RAND analysts propose the creation of an "integrated civilian-military process that would rigorously identify assumptions, risks, possible outcomes, and second-order effects through soliciting diverse inputs, red-teaming, and table-top exercises.”
The report also suggests military leaders have to be smarter about the political aspects of war. They choose to focus on tactical issues, troop levels, timelines, rather than the strategic factors that will determine a successful outcome. "The U.S. military has also been reluctant to grapple with the political aspect of war, in the belief that it is either not part of war or entirely up to the civilians to address," RAND said. "Yet an intervention is unlikely to produce lasting results without a strategy that addresses the political factors driving the conflict and provides for enduring postwar stability."
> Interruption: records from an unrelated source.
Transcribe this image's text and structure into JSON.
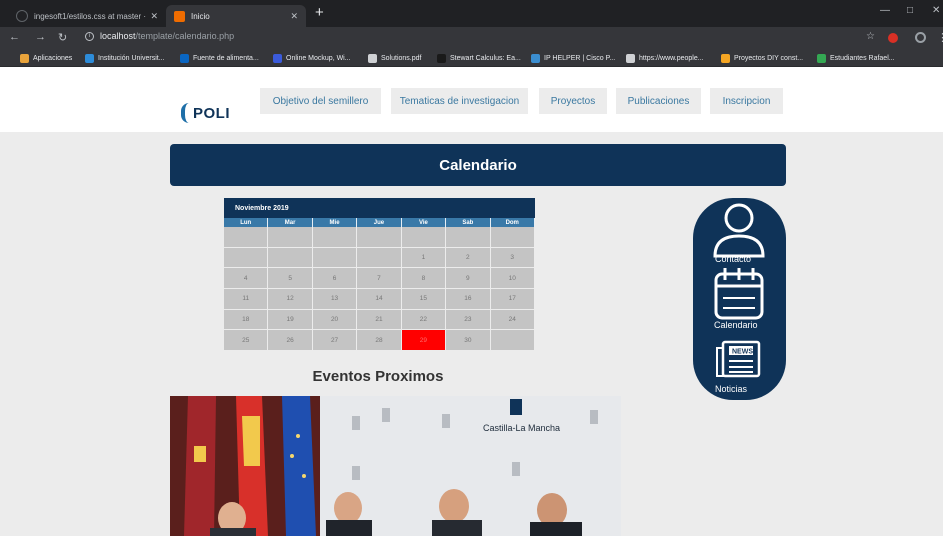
{
  "browser": {
    "tabs": [
      {
        "title": "ingesoft1/estilos.css at master · ",
        "active": false
      },
      {
        "title": "Inicio",
        "active": true
      }
    ],
    "url_host": "localhost",
    "url_path": "/template/calendario.php",
    "bookmarks": [
      {
        "label": "Aplicaciones",
        "icon": "apps-grid-icon",
        "color": "#e8a33b"
      },
      {
        "label": "Institución Universit...",
        "icon": "globe-icon",
        "color": "#2d8cd9"
      },
      {
        "label": "Fuente de alimenta...",
        "icon": "linkedin-icon",
        "color": "#0a66c2"
      },
      {
        "label": "Online Mockup, Wi...",
        "icon": "mockup-icon",
        "color": "#3b5bdb"
      },
      {
        "label": "Solutions.pdf",
        "icon": "github-icon",
        "color": "#cfd1d4"
      },
      {
        "label": "Stewart Calculus: Ea...",
        "icon": "scribd-icon",
        "color": "#1a1a1a"
      },
      {
        "label": "IP HELPER | Cisco P...",
        "icon": "cisco-icon",
        "color": "#3b8ed0"
      },
      {
        "label": "https://www.people...",
        "icon": "github-icon",
        "color": "#cfd1d4"
      },
      {
        "label": "Proyectos DIY const...",
        "icon": "diy-icon",
        "color": "#f5a623"
      },
      {
        "label": "Estudiantes Rafael...",
        "icon": "drive-icon",
        "color": "#34a853"
      }
    ]
  },
  "header": {
    "logo_text": "POLI",
    "nav": [
      "Objetivo del semillero",
      "Tematicas de investigacion",
      "Proyectos",
      "Publicaciones",
      "Inscripcion"
    ]
  },
  "page_title": "Calendario",
  "calendar": {
    "month_label": "Noviembre 2019",
    "weekdays": [
      "Lun",
      "Mar",
      "Mie",
      "Jue",
      "Vie",
      "Sab",
      "Dom"
    ],
    "weeks": [
      [
        "",
        "",
        "",
        "",
        "",
        "",
        ""
      ],
      [
        "",
        "",
        "",
        "",
        "1",
        "2",
        "3"
      ],
      [
        "4",
        "5",
        "6",
        "7",
        "8",
        "9",
        "10"
      ],
      [
        "11",
        "12",
        "13",
        "14",
        "15",
        "16",
        "17"
      ],
      [
        "18",
        "19",
        "20",
        "21",
        "22",
        "23",
        "24"
      ],
      [
        "25",
        "26",
        "27",
        "28",
        "29",
        "30",
        ""
      ]
    ],
    "highlighted_day": "29",
    "highlight_color": "#ff0000"
  },
  "events_title": "Eventos Proximos",
  "event_photo": {
    "banner_text": "Castilla-La Mancha"
  },
  "side_menu": {
    "items": [
      {
        "label": "Contacto",
        "icon": "user-icon"
      },
      {
        "label": "Calendario",
        "icon": "calendar-icon"
      },
      {
        "label": "Noticias",
        "icon": "newspaper-icon",
        "icon_text": "NEWS"
      }
    ]
  },
  "colors": {
    "primary_navy": "#0f3358",
    "weekday_blue": "#3979a8",
    "nav_text": "#3a78a0",
    "page_bg": "#ececec"
  }
}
RAND's assessment bears the imprint of the former chief of U.S. Special Operations Command Adm. William McRaven, who retired last year. Robinson, one of the authors of the study, has written white papers and testified on Capitol Hill in support of McRaven's "soft power" approach to fighting terrorism and a greater involvement of civilian players.
Washington Post war reporter Rajiv Chandrasekaran, who was a panelist at the RAND conference, endorsed the report. "The special operations community should be commended for moving in the development of preemptive activities and whole-of-government partners," he said. But that only happens episodically, he noted. Further, SOCOM's efforts often are misread as a power grab, Chandrasekaran said. "SOF needs to combat the perception in some quarters that you're just itching for new theaters of conflict, and prepping new battlefields," he told officials at the RAND forum.
Military brass have to accept that their judgment is going to be increasingly challenged, he said. "It's unrealistic that we are going to return to the 'leave it up to the generals' attitude from the White House." This is not simply the result of the centralization of national security decision making under the National Security Council, Chandrasekaran said. It is also a consequence of growing numbers of isolationist policy makers in both parties. The military should be expected to provide a broad range of policy options, not just its preferred flavor, he told the officers. "You need to gird yourself for greater levels of friction in policy making. It's going to be a feature in the strategic landscape."
Vikram Singh, vice president for national security at the left-leaning Center for American Progress, poured cold water on the idea that the idea that civilian agencies will gain a prominent seat at the war-planning table. The Pentagon might be successful at fighting back budget cuts, said Singh, but the chances that the State Department and USAID are going to get anything but downward pressure on their budgets seems a political given, he said. "That's only going to increase that differential," he added. "Good will and intent are all nice but the resource disparity really does matter."